» **Material for this exercise**
——————————

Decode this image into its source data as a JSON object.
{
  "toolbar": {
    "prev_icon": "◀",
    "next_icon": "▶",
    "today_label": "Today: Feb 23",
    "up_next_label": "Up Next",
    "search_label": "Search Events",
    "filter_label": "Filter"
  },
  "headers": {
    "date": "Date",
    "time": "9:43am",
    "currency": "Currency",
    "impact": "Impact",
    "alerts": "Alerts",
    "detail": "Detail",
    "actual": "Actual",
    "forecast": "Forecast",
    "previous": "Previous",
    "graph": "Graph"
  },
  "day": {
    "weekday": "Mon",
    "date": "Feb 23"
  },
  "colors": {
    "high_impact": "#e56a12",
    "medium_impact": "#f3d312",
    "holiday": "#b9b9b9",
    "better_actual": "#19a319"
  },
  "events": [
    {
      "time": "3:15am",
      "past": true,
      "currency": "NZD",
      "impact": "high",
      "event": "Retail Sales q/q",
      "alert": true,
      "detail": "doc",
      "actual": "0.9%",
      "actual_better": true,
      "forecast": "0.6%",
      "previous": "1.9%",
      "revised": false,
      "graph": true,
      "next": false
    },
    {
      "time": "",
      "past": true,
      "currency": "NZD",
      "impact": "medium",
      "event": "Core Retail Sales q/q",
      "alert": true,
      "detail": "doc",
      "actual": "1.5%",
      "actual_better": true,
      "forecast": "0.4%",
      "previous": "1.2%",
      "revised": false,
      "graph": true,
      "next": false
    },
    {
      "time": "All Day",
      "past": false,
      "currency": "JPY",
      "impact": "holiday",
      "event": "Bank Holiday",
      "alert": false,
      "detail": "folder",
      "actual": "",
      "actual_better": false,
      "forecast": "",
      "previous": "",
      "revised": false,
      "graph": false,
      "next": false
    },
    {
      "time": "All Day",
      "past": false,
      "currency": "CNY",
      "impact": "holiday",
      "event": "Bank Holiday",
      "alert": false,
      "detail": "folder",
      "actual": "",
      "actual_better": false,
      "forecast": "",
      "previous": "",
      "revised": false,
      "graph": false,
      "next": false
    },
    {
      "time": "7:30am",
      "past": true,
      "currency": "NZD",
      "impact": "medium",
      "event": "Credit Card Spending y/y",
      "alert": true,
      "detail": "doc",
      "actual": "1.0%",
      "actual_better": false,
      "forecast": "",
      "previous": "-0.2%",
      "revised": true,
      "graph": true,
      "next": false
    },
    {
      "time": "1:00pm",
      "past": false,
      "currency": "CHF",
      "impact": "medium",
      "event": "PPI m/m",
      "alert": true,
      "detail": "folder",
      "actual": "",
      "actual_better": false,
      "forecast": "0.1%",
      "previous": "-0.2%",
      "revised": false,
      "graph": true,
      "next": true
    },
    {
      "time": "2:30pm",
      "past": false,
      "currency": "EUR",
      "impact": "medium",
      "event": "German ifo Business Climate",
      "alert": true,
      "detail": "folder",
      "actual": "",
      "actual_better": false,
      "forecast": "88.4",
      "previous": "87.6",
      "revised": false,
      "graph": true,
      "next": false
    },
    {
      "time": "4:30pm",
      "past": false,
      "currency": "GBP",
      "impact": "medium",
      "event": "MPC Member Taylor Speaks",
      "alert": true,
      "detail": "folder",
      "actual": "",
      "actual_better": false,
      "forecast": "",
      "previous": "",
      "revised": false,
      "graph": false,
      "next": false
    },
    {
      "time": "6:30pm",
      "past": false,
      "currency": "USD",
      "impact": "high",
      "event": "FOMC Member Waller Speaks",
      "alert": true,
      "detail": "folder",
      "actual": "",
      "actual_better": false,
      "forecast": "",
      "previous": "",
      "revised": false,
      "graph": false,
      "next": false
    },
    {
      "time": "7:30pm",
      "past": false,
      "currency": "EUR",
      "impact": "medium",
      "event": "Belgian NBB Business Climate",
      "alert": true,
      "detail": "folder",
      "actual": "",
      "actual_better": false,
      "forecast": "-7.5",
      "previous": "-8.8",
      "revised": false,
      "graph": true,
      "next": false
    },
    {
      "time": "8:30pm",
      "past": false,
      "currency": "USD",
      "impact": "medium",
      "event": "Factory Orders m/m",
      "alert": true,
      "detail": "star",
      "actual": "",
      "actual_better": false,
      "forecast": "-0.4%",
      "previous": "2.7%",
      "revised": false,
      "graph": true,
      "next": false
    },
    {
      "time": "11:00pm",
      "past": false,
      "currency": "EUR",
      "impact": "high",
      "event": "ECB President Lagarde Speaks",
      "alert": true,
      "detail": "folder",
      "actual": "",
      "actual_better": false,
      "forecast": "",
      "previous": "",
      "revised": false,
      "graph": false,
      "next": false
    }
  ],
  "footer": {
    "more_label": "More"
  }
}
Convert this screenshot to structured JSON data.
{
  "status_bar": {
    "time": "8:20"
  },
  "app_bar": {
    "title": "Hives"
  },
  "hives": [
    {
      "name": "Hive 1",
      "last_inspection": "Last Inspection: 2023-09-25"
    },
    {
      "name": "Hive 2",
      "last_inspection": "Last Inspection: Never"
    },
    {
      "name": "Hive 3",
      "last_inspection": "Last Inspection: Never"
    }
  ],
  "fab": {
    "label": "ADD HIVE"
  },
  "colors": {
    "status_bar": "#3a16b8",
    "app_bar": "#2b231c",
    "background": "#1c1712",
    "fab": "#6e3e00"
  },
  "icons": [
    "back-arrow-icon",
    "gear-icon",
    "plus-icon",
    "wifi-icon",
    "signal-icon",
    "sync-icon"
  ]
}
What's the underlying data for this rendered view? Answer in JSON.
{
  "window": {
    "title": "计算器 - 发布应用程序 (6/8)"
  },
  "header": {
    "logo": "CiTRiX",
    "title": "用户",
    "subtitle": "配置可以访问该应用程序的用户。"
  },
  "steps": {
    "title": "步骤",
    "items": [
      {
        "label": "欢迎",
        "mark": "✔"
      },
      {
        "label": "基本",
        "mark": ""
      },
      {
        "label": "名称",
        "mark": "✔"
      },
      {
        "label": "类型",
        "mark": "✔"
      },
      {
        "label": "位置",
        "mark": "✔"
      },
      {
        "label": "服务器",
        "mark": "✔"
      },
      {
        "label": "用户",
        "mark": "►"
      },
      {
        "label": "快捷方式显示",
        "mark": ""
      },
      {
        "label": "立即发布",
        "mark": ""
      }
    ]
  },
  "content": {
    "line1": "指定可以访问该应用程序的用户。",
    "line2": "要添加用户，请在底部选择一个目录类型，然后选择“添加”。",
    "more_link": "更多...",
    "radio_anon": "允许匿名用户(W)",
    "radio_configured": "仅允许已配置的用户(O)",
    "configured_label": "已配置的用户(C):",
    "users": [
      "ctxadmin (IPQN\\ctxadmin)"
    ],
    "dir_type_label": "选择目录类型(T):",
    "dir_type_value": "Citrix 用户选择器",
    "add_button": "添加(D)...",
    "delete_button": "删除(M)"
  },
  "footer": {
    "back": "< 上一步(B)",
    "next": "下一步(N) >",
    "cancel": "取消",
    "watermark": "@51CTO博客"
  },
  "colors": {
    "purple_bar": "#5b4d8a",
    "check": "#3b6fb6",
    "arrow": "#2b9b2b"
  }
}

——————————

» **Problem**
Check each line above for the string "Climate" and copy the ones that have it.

» **Solved exercise**
      "event": "German ifo Business Climate",
      "event": "Belgian NBB Business Climate",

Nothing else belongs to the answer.